_Work to be completed_:
How many lines in the records below contain "clock"? Reply with the number only.
= Beginning of Section =
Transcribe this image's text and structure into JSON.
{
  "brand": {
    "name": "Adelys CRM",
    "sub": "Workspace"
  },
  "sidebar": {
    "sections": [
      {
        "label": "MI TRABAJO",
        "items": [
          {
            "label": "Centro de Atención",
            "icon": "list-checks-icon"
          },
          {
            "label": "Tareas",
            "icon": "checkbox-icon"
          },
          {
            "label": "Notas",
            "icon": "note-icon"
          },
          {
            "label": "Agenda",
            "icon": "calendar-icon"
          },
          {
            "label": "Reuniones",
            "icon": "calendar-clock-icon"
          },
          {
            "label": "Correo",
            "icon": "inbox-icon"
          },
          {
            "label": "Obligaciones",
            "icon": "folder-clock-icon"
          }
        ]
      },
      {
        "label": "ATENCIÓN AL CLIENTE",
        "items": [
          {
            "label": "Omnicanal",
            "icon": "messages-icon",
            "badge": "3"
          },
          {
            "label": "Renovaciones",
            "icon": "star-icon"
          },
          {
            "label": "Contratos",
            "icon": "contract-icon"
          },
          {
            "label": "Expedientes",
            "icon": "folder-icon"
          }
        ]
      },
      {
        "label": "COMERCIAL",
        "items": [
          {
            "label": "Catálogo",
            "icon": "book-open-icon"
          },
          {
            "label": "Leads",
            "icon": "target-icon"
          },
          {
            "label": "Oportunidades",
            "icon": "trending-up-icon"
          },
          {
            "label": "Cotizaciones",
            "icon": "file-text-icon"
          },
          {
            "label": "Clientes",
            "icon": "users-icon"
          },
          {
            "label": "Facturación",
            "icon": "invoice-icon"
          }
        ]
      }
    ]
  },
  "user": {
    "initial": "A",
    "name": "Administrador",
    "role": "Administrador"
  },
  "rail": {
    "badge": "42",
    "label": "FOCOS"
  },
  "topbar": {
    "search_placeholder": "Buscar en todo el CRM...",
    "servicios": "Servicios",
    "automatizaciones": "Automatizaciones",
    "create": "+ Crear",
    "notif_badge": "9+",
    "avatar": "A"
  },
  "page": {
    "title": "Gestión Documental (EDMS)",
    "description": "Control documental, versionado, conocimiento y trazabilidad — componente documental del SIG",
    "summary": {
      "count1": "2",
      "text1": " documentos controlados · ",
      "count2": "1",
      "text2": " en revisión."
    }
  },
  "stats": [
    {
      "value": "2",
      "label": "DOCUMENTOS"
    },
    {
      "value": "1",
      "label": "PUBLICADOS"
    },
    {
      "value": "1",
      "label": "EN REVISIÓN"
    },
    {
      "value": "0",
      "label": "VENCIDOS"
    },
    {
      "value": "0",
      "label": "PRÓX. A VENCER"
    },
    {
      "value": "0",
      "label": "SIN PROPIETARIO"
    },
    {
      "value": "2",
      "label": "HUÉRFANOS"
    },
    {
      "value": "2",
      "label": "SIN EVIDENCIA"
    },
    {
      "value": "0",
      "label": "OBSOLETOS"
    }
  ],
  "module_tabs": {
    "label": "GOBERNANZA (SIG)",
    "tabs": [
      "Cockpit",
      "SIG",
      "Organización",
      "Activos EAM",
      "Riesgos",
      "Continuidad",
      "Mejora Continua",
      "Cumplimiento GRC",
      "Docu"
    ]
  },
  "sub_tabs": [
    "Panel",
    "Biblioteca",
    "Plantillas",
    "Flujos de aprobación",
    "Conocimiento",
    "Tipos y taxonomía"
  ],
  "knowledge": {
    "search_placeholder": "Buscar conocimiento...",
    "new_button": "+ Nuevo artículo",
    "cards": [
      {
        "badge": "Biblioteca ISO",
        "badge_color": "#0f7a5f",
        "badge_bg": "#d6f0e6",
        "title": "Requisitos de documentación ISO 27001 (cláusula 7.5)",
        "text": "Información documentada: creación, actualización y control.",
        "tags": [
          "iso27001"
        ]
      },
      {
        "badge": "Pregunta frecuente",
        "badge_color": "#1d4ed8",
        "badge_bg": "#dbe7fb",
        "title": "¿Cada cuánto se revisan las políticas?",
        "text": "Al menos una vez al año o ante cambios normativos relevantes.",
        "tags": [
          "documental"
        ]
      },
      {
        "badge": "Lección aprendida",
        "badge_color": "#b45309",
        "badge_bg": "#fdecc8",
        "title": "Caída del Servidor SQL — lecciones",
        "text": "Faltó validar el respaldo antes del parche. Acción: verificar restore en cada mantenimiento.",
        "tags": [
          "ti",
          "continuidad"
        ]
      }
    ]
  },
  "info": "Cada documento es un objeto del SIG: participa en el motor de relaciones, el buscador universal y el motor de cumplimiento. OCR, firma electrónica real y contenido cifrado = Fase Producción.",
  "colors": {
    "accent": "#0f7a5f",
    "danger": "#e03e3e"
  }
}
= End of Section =
_Written answer_:
2